Web page and app entries
____

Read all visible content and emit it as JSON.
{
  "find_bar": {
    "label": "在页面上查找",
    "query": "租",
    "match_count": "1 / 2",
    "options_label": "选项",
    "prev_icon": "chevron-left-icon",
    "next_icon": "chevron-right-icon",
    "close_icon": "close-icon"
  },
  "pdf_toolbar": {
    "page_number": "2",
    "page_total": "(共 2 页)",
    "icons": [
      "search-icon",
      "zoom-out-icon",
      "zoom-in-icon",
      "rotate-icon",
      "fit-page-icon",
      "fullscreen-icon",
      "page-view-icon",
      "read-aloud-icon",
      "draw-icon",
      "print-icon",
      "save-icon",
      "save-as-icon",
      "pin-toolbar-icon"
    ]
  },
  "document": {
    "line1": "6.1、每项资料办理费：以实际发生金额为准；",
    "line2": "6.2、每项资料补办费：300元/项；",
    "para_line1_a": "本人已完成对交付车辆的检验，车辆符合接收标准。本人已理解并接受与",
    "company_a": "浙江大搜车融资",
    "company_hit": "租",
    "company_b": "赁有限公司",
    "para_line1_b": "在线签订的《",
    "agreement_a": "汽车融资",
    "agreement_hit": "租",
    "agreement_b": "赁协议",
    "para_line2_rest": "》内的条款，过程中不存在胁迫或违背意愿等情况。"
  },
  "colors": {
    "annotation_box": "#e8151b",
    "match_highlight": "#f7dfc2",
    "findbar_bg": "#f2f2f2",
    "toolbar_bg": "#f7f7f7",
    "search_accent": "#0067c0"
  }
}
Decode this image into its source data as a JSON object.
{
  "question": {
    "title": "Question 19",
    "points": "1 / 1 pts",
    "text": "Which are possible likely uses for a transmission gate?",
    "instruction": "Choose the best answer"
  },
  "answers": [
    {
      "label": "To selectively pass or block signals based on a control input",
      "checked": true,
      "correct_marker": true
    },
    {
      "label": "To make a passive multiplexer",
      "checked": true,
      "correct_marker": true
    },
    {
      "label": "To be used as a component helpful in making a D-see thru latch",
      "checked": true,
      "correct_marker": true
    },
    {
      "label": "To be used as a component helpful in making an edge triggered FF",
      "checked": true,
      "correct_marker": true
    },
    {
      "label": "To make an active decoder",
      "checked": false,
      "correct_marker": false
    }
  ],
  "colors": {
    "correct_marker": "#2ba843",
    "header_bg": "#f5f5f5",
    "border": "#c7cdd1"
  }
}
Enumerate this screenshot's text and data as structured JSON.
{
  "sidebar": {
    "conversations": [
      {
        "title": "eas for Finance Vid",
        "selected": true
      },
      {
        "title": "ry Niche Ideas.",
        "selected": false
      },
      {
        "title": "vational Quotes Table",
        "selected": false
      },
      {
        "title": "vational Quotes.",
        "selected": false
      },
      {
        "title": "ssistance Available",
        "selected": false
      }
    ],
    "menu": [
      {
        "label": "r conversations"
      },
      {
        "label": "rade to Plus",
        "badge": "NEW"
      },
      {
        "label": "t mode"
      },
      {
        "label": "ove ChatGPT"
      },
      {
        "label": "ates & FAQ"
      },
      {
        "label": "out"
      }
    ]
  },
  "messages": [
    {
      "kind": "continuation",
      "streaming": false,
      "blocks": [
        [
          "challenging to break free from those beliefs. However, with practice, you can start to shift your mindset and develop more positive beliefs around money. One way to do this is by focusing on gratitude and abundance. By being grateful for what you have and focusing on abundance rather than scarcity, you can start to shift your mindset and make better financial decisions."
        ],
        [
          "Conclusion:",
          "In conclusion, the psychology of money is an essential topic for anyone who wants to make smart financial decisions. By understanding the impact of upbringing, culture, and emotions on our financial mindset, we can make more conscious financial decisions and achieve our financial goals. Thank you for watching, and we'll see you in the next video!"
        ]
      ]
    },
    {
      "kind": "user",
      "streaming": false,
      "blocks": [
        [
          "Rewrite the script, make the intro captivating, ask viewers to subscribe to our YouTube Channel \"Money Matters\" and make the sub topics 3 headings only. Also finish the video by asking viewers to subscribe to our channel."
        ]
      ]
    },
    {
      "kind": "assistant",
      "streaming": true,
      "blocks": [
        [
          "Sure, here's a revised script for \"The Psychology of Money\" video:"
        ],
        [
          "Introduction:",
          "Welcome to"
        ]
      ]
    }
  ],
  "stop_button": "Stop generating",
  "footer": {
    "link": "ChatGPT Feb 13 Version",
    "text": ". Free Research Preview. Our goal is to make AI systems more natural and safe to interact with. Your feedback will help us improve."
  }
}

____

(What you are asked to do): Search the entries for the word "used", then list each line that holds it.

(Written response):
      "label": "To be used as a component helpful in making a D-see thru latch",
      "label": "To be used as a component helpful in making an edge triggered FF",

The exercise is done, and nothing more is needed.